"Unfortunately we're dealing with a tidal wave of emigration from Ireland that shows no signs of letting up," Murnane, a recent law graduate from University College Cork (UCC), commented.
"Some young graduates arrive in London by choice, but we're seeing many others come here after arriving at the conclusion that staying in Ireland just isn't an option career-wise."
"Our role at the LIGN is to facilitate young professionals' easy integration into London society, and particularly to create for them a network of like-minded individuals who are all seeking broadly the same thing, namely securing paid employment, finding a reasonably-priced place to live, and networking with other young Irish who also happen to find themselves in London."
"We're seeing a sharp increase in the numbers of Irish coming here looking to get into more professional sectors of the economy such as legal services, accountancy, and banking, and changes in traditional settlement patterns within the City itself, but just about everybody stands to benefit from meeting other people with similar needs and interests."
"Moving to a big city like London can be daunting, and although there are several other Irish networks operating in the city, LIGN is the first one targeted specifically for this age bracket and stage in life.
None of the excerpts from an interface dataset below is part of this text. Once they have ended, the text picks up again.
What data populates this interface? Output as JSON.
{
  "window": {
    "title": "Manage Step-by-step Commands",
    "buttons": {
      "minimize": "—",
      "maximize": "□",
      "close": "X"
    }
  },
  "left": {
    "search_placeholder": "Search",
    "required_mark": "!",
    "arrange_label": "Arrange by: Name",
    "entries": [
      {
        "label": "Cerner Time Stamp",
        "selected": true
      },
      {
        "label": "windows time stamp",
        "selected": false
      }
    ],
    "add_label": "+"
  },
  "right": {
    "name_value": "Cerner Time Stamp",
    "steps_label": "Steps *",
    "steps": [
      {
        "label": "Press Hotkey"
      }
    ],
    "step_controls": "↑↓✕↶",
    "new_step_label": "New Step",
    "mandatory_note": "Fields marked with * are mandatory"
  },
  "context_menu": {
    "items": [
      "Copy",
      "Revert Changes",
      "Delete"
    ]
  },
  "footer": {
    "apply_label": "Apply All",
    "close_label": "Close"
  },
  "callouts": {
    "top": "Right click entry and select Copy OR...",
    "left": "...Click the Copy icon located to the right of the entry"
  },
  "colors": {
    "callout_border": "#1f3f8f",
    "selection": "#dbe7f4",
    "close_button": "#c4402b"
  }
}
We feel that it's fulfilling a valuable need."
The evening was kicked off with a speech by resident Ambassador Bobby McDonagh who praised the networks' young founders - graduate business students at Cass University, a popular city-center school - for their ingenuity in setting up the network, and spoke of a 'new era' in relations between Ireland and its closest neighbour.
"Historically, things have sometimes been difficult between us and the UK, but I think it's now safe to say that we're the best of friends."
"Networks such as the LIGN make a more than worthwhile contribution to the lives of young professionals living, studying, or working, in the City," the career diplomat, in his fourth and final year in London, added.
One eager networker at the event, Robert Murphy, a recent commerce graduate from a Dublin university, said that he'd made some valuable contacts during the two hour mingling session held in the Embassy's main reception room, at which he'd had a chance encounter with someone from his hometown.
"I was lucky enough to meet another Galwegian who's working in more or less the same kind of accountancy work that I'm looking to get into."
"We grew up only a few miles from each other, and moved over here at roughly the same time, but there's probably little chance that we'd have knocked into each other if it hadn't been for this event."
"We exchanged business cards and if there are any openings at his firm I'm hopeful that he'll drop me a line."
Sarah Shanahan, from Cork, agreed that the evening had been a worthwhile experience, and looked forward to future events.
"I've only been living here for three weeks, so while the tips on the job hunt I got from others were useful, I was just as pleased to take advice about finding a place, or even just getting around London."
"It's comforting to know that there are countless other Irish my age out there and going through exactly the same thing. It's definitely something I'd go to again."